In the Automations section, there’s a “Manage Messages” area. From here, you can see all of the messages in each of your automations. You can edit each one, or you can Command + Click to open each in a new tab to more easily edit your whole series. . Contrast that with ConvertKit’s Sequences.
Again, it would save me a lot of time to have ConvertKit’s automation email editing experience on ActiveCampaign – . However selecting an email marketing platform is like choosing a spouse. ActiveCampaign makes up for it with their Message Variables, more robust automations, and advanced division. Speaking of segmentation, another reason I changed from MailChimp to ActiveCampaign was that MailChimp has actually limited division alternatives.
You can combine attributes with an AND/OR operator, and you can mix and match those groups of qualities with another AND/OR operator. With MailChimp, you can just segment by AND/OR, however MailChimp’s Pro plan allows more sophisticated segmenting, for an extra $199 a month. In my search for the ideal e-mail marketing platform, I saw numerous others, a few of which I have actually currently mentioned.

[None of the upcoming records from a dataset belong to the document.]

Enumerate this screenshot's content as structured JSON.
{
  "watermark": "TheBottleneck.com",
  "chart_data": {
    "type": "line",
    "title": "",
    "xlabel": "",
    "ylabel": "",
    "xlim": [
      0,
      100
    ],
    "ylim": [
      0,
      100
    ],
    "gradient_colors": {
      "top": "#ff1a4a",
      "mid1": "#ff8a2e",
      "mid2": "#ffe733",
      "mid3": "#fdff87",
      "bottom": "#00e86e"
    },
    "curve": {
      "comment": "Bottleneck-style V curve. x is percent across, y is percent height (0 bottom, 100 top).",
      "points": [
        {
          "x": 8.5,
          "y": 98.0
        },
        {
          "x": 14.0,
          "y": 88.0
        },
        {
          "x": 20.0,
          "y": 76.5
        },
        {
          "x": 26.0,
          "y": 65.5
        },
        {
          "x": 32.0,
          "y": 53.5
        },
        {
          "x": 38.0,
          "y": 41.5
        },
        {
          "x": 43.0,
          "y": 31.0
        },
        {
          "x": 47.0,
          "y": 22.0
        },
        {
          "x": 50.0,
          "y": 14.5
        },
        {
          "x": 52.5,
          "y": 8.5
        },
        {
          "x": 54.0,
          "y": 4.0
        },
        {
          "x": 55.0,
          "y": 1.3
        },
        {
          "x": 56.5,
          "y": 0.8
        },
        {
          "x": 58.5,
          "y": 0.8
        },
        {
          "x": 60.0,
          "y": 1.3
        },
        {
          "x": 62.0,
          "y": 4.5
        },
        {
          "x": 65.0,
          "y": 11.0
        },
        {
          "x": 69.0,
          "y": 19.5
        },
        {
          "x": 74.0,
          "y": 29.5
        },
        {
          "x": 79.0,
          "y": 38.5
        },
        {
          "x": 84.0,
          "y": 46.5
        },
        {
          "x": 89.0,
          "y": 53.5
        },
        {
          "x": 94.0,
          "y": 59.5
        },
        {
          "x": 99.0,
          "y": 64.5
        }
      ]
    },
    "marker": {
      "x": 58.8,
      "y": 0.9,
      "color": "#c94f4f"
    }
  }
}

ConvertKit. If I weren’t on ActiveCampaign, I would probably be using ConvertKit. Their automations are a lot easier to develop, though they aren’t as flexible as ActiveCampaign’s, and their divisions options aren’t as sophisticated either. They also do not have objective tracking, or Message Variables. MailChimp. You already understand that I changed from MailChimp to ActiveCampaign.